Bolton was the third person to hold the job, each with a very different style and résumé, and each appointment has ended acrimoniously. The first, retired Lieutenant General Michael Flynn, was a career military officer, yet also essentially an insurgent who wanted to tear down much of the existing system. Just how much became clear less than a month into the administration, when he was fired after The Washington Post revealed that Flynn had lied to Vice President Mike Pence about conversations with Russian officials. As it turned out, Flynn had also lied to FBI agents, a crime to which he later pleaded guilty. (Coincidentally, there was a court hearing in Flynn’s case this morning as Bolton was being fired.)
To replace Flynn, Trump hired Lieutenant General H. R. McMaster. Like Flynn, he was a career military man, but the similarities ended there. McMaster was meticulous, careful, and devoted to order, both internally, in terms of policy process, and externally, in his commitment to alliances. Trump clashed with him on both process and policy, culminating in the abrupt termination of his White House service and military career.

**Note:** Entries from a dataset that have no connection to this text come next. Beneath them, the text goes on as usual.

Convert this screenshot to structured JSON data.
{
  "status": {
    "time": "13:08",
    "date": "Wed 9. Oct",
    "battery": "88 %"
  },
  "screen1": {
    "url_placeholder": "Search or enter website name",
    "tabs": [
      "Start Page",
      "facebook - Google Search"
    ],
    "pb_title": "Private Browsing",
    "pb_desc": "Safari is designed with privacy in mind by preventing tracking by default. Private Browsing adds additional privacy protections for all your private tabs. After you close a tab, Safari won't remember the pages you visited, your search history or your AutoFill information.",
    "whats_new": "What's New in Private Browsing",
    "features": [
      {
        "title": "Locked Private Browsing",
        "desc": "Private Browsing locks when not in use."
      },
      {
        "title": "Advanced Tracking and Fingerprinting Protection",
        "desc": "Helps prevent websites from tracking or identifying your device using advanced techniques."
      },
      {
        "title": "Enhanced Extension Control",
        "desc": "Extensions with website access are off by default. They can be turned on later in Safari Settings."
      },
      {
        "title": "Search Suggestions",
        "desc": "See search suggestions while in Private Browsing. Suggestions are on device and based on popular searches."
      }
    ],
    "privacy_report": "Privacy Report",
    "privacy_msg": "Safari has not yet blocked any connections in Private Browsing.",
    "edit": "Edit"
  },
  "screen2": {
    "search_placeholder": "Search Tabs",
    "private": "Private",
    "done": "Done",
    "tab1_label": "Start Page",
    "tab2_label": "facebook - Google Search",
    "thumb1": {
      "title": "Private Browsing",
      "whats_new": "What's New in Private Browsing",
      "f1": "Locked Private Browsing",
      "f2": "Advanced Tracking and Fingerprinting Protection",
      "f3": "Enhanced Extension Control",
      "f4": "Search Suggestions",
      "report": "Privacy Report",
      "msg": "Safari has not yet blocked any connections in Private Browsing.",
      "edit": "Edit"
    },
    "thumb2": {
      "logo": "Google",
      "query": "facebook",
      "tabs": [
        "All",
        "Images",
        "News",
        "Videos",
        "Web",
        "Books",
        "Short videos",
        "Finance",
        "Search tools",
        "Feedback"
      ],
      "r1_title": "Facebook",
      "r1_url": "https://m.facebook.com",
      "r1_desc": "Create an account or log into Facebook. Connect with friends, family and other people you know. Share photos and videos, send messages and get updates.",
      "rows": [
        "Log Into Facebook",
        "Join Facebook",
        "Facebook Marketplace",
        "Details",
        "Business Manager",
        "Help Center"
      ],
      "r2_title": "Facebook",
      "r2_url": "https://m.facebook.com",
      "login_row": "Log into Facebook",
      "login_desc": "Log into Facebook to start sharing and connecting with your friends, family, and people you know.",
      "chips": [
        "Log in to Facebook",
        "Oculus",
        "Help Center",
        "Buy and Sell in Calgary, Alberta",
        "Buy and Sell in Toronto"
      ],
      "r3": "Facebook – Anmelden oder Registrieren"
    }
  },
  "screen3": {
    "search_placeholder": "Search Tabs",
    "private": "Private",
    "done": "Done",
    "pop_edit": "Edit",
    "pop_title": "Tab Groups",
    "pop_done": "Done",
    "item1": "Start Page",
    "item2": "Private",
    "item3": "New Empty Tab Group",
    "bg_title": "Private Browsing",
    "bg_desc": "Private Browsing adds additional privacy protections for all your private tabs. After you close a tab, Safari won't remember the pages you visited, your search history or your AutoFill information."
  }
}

Then came Bolton. If Flynn was an antiestablishment bomb thrower, Bolton was an ur-establishment bomb launcher, a veteran official who loves conflict, whether intramural or international. Unlike McMaster and Flynn, he had mastered the ways of the executive branch, which may help explain why he lasted as long as he did. But Bolton approaches government as a tool to achieve his long-standing goals, which brought tension with Trump, and with Secretary of State Mike Pompeo, who has more loyalty to the president and less of a fixed ideology.
By the end of his term, Bolton seemed to be on the outside both literally and metaphorically. Bolton had to beam in from Warsaw, where he was traveling, for a discussion in late August about inviting Taliban leaders to Camp David for peace negotiations. “Mr. Bolton was the leading voice against the deal on the inside as Mr. Pompeo’s allies increasingly tried to isolate the national security adviser,” The New York Times reported. It seems both sides got their way: Bolton lost his job, but Trump also pulled the plug on the conference.

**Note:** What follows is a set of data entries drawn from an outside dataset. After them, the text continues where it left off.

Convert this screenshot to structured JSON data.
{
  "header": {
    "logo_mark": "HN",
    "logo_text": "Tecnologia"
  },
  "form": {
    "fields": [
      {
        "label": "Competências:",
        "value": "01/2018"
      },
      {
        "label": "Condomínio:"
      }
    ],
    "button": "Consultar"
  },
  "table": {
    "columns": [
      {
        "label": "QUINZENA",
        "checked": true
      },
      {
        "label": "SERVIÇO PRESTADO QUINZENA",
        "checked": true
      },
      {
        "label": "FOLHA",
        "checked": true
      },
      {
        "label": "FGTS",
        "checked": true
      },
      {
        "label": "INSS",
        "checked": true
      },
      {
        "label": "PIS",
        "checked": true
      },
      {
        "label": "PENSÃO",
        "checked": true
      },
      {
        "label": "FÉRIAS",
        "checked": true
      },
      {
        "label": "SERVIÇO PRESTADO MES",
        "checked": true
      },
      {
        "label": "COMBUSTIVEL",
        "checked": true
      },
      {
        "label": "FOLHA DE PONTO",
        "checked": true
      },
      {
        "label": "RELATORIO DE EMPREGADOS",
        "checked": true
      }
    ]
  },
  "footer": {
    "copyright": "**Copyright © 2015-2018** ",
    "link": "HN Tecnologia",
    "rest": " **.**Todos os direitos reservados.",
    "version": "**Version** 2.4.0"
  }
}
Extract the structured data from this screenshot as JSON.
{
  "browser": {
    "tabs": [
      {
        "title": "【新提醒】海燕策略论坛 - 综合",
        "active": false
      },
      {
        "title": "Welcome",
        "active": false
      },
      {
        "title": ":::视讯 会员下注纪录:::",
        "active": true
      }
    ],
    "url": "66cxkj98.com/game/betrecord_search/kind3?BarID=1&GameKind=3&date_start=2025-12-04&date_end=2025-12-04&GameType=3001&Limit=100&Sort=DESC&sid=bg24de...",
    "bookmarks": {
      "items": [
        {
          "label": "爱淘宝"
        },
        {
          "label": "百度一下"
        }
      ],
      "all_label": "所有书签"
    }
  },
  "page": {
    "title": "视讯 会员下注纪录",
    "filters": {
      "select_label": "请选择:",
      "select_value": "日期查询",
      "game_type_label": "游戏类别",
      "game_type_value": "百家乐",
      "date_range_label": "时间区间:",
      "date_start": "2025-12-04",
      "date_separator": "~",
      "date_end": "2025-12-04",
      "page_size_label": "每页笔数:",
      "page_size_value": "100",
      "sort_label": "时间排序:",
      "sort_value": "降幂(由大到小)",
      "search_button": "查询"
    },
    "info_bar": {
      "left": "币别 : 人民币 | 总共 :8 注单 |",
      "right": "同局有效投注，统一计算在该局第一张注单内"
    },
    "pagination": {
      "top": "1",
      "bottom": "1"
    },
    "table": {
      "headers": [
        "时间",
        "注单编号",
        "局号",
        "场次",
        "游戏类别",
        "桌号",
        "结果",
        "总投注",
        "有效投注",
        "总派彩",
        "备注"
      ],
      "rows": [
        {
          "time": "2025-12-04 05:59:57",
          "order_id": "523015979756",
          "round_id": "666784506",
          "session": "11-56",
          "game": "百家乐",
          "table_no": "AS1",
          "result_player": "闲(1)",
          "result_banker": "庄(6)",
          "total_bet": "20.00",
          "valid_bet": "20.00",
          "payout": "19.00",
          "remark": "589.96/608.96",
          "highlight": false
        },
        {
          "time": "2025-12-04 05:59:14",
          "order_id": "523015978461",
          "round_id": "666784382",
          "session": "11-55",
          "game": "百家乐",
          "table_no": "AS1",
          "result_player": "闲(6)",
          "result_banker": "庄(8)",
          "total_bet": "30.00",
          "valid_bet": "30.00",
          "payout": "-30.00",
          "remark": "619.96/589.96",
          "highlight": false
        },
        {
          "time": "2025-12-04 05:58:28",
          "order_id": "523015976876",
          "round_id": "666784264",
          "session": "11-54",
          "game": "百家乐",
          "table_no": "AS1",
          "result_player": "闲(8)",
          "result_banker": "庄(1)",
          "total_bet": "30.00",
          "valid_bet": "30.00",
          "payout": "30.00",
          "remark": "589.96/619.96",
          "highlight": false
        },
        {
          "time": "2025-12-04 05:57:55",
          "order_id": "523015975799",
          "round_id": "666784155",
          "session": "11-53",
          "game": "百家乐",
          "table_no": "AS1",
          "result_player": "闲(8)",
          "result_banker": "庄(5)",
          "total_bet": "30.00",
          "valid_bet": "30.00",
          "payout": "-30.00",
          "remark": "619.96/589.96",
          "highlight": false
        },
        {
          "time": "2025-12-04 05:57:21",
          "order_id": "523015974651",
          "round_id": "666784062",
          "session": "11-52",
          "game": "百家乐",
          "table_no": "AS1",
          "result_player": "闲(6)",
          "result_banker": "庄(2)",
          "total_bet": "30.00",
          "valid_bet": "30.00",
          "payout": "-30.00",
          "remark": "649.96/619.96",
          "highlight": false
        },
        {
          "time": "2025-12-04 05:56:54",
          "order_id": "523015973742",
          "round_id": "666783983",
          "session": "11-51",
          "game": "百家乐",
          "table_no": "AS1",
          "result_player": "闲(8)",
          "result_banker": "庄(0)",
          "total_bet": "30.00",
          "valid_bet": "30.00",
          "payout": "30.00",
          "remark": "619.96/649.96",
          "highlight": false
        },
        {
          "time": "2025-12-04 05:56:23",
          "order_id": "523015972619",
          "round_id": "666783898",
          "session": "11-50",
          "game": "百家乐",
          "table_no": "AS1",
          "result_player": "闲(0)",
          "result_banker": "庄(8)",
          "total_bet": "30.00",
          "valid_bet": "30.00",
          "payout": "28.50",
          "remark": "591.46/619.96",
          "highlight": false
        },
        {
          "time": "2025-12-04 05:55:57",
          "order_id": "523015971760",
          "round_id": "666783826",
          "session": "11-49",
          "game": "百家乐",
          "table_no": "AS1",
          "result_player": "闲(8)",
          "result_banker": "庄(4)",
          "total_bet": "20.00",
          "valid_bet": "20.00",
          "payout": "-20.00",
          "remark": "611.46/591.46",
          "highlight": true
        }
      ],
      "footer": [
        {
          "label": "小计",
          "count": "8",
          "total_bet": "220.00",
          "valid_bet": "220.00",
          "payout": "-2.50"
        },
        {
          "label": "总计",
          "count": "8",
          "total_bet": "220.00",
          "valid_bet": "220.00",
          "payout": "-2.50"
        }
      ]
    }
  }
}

This is a rare case of Trump taking advice, though. The president has little interest in either facts or analysis about the problems that confront him. He prefers to trust his gut, and has often declared he knows more about matters than the diplomats and generals who report to him. He also has no interest in a consistent or functional policy process, and his decisions are frequently undertaken by apparent whim. No one can succeed as national security adviser because the job is antithetical to Trump’s approach to the presidency.
There’s a parallel here with the White House communications staff, another office that has had a quickly revolving door. In both cases, Trump tends to hire people because he’s liked their work outside, then conclude that he can do a better job than they can. There are two key differences: First, Trump really may be better at messaging than his subordinates, whereas he is not more knowledgable about national security; and second, the gravest danger of a bad PR staff is to the president, while a dysfunctional national-security system endangers the entire country.
Like many of his predictions, Trump’s promise of a new national security adviser next week should be taken, well, advisedly. But here’s a word of advice for whoever gets the job: Don’t sign a long-term lease.